You can now sit in the cockpit of a retired British Airlines Concorde in New York City

One of the most recent attractions to open its doors at the Intrepid Air & Space Museum on the waters of Manhattan in New York City, is an updated experience for one of the 20 Concorde jets built in the 70s and retired in 2003.

The British Airways jet – a record breaking Concorde Alpha Delta G-BOAD – has been (mostly) sitting on Pier 86 since 2004, but in December 2019, the museum opened a new 20 minute experience for those wanting to get up close and personal with the iconic aircraft. And yes, this includes a chance to sit in the cockpit – something few had the opportunity to do, until now.

And what a cockpit it is; nothing short of a time capsule, with Concorde technology essentially unchanged to the from the time of its first flight (25th August 1976, for this specific jet – serial no. 100-010 (G-BOAD)), until it was retired (alongside the entire fleet) in 2003.

For those of us who didn’t have bags of money in that time – this is likely the first time you’ve ever stepped foot in one. That was certainly the case for yours truly.

Still to this day, the services from Air France and British Airways across the Atlantic on 20 Concorde jets, were the only operational supersonic passenger transport in the world.

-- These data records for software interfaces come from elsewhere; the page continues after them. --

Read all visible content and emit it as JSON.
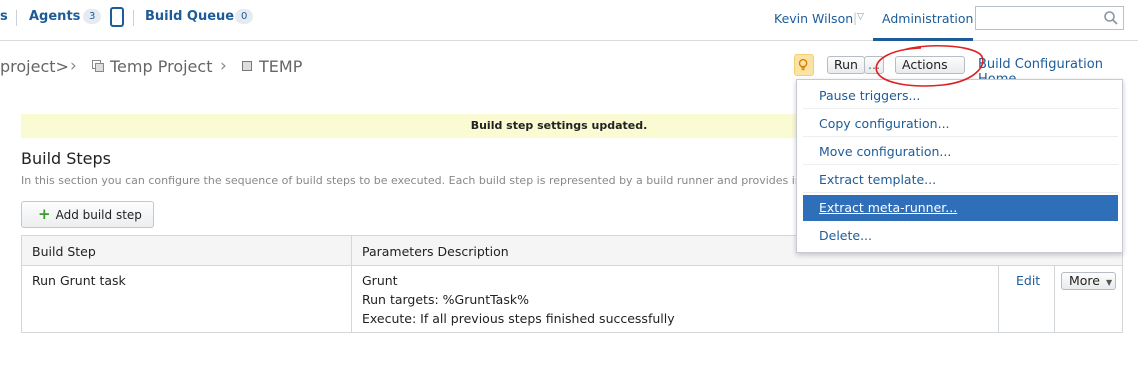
{
  "topnav": {
    "projects_partial": "s",
    "agents_label": "Agents",
    "agents_count": "3",
    "build_queue_label": "Build Queue",
    "build_queue_count": "0",
    "user_name": "Kevin Wilson",
    "admin_label": "Administration",
    "search_placeholder": ""
  },
  "breadcrumb": {
    "root_partial": "project>",
    "project": "Temp Project",
    "build_config": "TEMP"
  },
  "toolbar": {
    "run_label": "Run",
    "run_dropdown_label": "...",
    "actions_label": "Actions",
    "home_link": "Build Configuration Home"
  },
  "actions_menu": {
    "items": [
      {
        "label": "Pause triggers..."
      },
      {
        "label": "Copy configuration..."
      },
      {
        "label": "Move configuration..."
      },
      {
        "label": "Extract template..."
      },
      {
        "label": "Extract meta-runner..."
      },
      {
        "label": "Delete..."
      }
    ],
    "selected_index": 4
  },
  "message": "Build step settings updated.",
  "section": {
    "title": "Build Steps",
    "description": "In this section you can configure the sequence of build steps to be executed. Each build step is represented by a build runner and provides integ",
    "add_button": "Add build step"
  },
  "table": {
    "headers": [
      "Build Step",
      "Parameters Description"
    ],
    "rows": [
      {
        "name": "Run Grunt task",
        "param_lines": [
          "Grunt",
          "Run targets: %GruntTask%",
          "Execute: If all previous steps finished successfully"
        ],
        "edit_label": "Edit",
        "more_label": "More"
      }
    ]
  },
  "icons": {
    "search": "search-icon",
    "bulb": "lightbulb-icon",
    "copy": "copy-icon",
    "square": "build-config-icon",
    "plus": "plus-icon"
  },
  "colors": {
    "link": "#1d5c98",
    "highlight": "#2f6fb9",
    "message_bg": "#fbfbd3",
    "annotation": "#e02020"
  }
}
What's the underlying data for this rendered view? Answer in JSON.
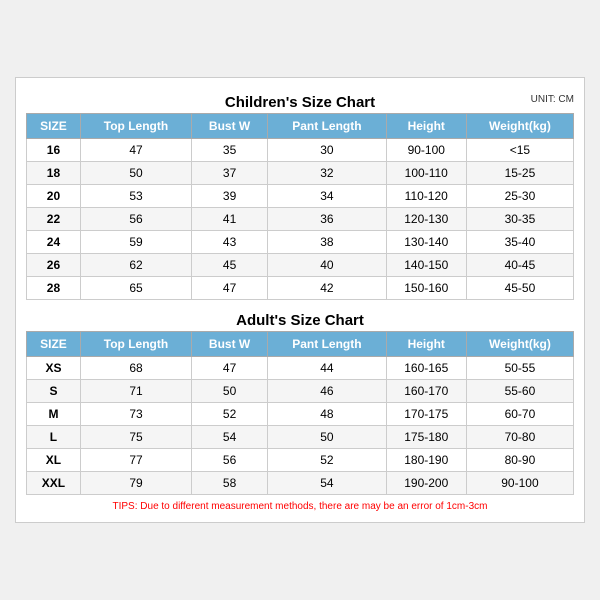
{
  "children_title": "Children's Size Chart",
  "adult_title": "Adult's Size Chart",
  "unit": "UNIT: CM",
  "headers": [
    "SIZE",
    "Top Length",
    "Bust W",
    "Pant Length",
    "Height",
    "Weight(kg)"
  ],
  "children_rows": [
    [
      "16",
      "47",
      "35",
      "30",
      "90-100",
      "<15"
    ],
    [
      "18",
      "50",
      "37",
      "32",
      "100-110",
      "15-25"
    ],
    [
      "20",
      "53",
      "39",
      "34",
      "110-120",
      "25-30"
    ],
    [
      "22",
      "56",
      "41",
      "36",
      "120-130",
      "30-35"
    ],
    [
      "24",
      "59",
      "43",
      "38",
      "130-140",
      "35-40"
    ],
    [
      "26",
      "62",
      "45",
      "40",
      "140-150",
      "40-45"
    ],
    [
      "28",
      "65",
      "47",
      "42",
      "150-160",
      "45-50"
    ]
  ],
  "adult_rows": [
    [
      "XS",
      "68",
      "47",
      "44",
      "160-165",
      "50-55"
    ],
    [
      "S",
      "71",
      "50",
      "46",
      "160-170",
      "55-60"
    ],
    [
      "M",
      "73",
      "52",
      "48",
      "170-175",
      "60-70"
    ],
    [
      "L",
      "75",
      "54",
      "50",
      "175-180",
      "70-80"
    ],
    [
      "XL",
      "77",
      "56",
      "52",
      "180-190",
      "80-90"
    ],
    [
      "XXL",
      "79",
      "58",
      "54",
      "190-200",
      "90-100"
    ]
  ],
  "tips": "TIPS: Due to different measurement methods, there are may be an error of 1cm-3cm"
}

With a crew of nine, this Concorde could fly from New York to London in under 3 hours, hitting supersonic speeds of 2,150 kph (1,350 mph) and an altitude of 18,181 m (60,000 ft), which would allow its 100 passengers to see the curvature of the earth. In fact, by hitting those speeds and at that altitude, this exact jet broke the Transatlantic speed record for a Concorde, travelling from New York to London in 2 hours, 52 minutes, and 59 seconds, on February 7, 1996.

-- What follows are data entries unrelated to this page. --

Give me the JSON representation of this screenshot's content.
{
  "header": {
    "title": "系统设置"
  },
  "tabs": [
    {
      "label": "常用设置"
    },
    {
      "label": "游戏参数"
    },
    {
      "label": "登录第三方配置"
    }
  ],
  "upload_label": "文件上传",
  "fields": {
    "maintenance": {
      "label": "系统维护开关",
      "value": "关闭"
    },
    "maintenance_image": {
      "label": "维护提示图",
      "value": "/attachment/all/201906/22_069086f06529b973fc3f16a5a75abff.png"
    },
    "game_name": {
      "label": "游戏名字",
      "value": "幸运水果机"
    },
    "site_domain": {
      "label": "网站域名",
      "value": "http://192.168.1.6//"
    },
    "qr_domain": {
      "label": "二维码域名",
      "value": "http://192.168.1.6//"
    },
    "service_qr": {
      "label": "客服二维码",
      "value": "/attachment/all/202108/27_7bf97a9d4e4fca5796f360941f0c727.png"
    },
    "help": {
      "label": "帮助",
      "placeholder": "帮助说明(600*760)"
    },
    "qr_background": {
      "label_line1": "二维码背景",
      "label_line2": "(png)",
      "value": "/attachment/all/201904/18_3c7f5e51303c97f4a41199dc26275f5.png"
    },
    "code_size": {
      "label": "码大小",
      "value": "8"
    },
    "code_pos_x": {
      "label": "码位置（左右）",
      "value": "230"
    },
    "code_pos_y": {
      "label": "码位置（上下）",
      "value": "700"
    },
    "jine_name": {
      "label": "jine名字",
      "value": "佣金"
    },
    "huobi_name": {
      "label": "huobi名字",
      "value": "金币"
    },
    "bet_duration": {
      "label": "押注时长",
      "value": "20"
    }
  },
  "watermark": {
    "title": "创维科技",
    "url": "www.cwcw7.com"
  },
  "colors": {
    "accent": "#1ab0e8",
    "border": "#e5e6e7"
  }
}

While on board, you’ll learn about all this and more, as you sit where the 100 passengers sat, and one by one explore the cockpit of the jet. Not all the plane is accessible, however, with about half of the passenger area blocked off, to keep it in pristine condition. And as fast as the plane was, you’ll see how small the windows were, how limited the space was and how tucked in tight these guests were.

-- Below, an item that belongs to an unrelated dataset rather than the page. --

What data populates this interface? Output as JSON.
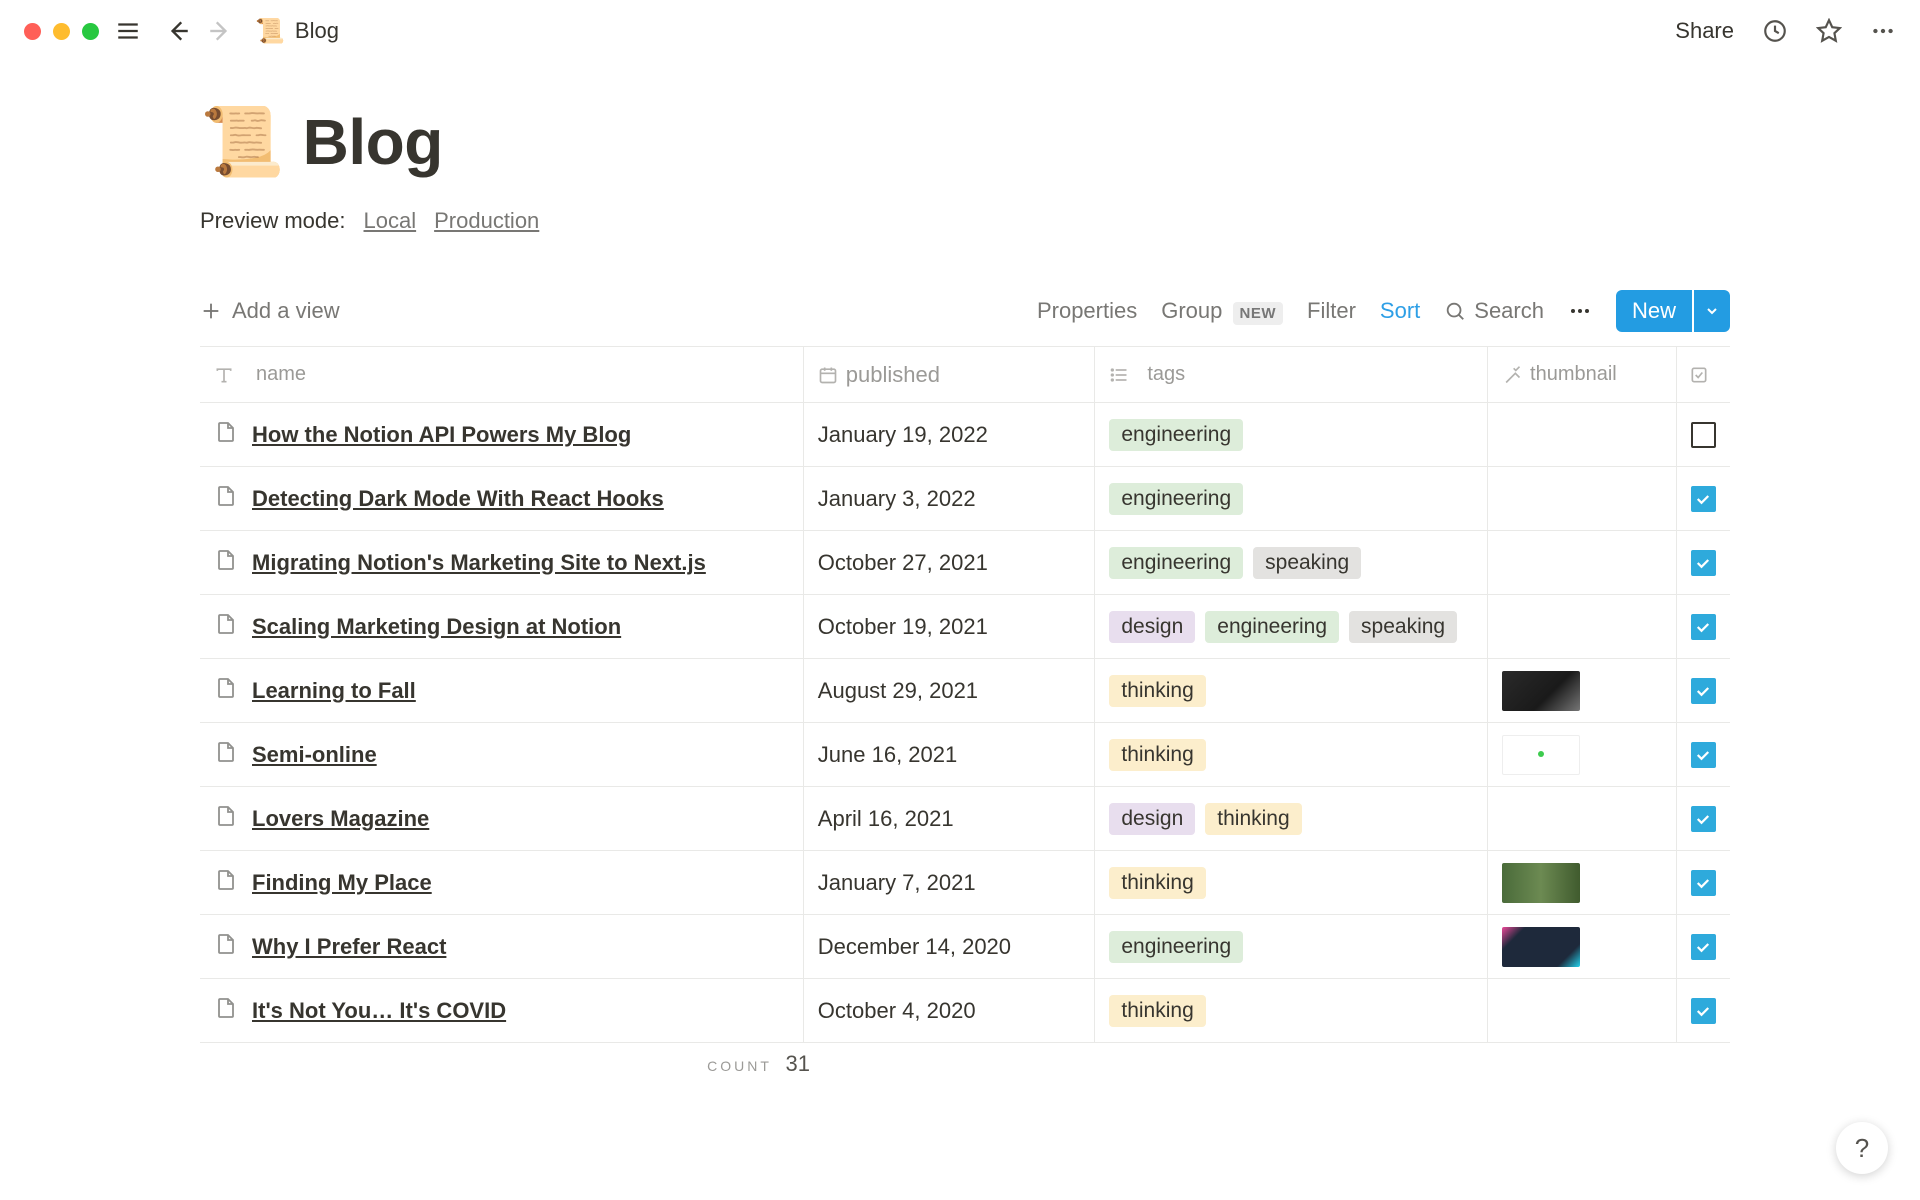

Needless to say, it’s a pity that commercial Supersonic travel stopped being developed in the 70s, because you’d have to imagine what the planes would look like today had they continued to develop at the same rate as regular air travel has today. I wrote about this a few years back, asking the question – Did the 747 inadvertently kill the promise of Supersonic Travel?

Tickets for the 20 minute experience are timed from 11am, running every 30 minutes, and must be purchased separate to museum entry. For general guests, this is a $9 fee, and for museum members it’s just $5.

General museum entry to the Intrepid Air & Space Museum is possible as part of a CityPASS, head HERE for more details. The CityPASS gives you access to 5 New York City destinations, saving 44% on admission, and tickets can be time reserved through the CityPASS app ahead of arrival.

Entry to the Concorde has limited availability each day, and is not included with your CityPASS entry. Get to the museum early to make sure you don’t miss out on a spot, or prebook before you arrive. Head HERE for more details.

The museum is located on Pier 86 (46th Street and 12th Avenue), Manhattan. Visit for more details.

All photos by the author, who visited as a guest of CityPASS and NYC & Company. While in New York, we stayed at the Westin New York at Times Square, a short trip from the museum. 

Larry Heath

Founding Editor and Publisher of the AU review. Currently based in Toronto, Canada. You can follow him on Twitter @larry_heath or on Instagram @larryheath.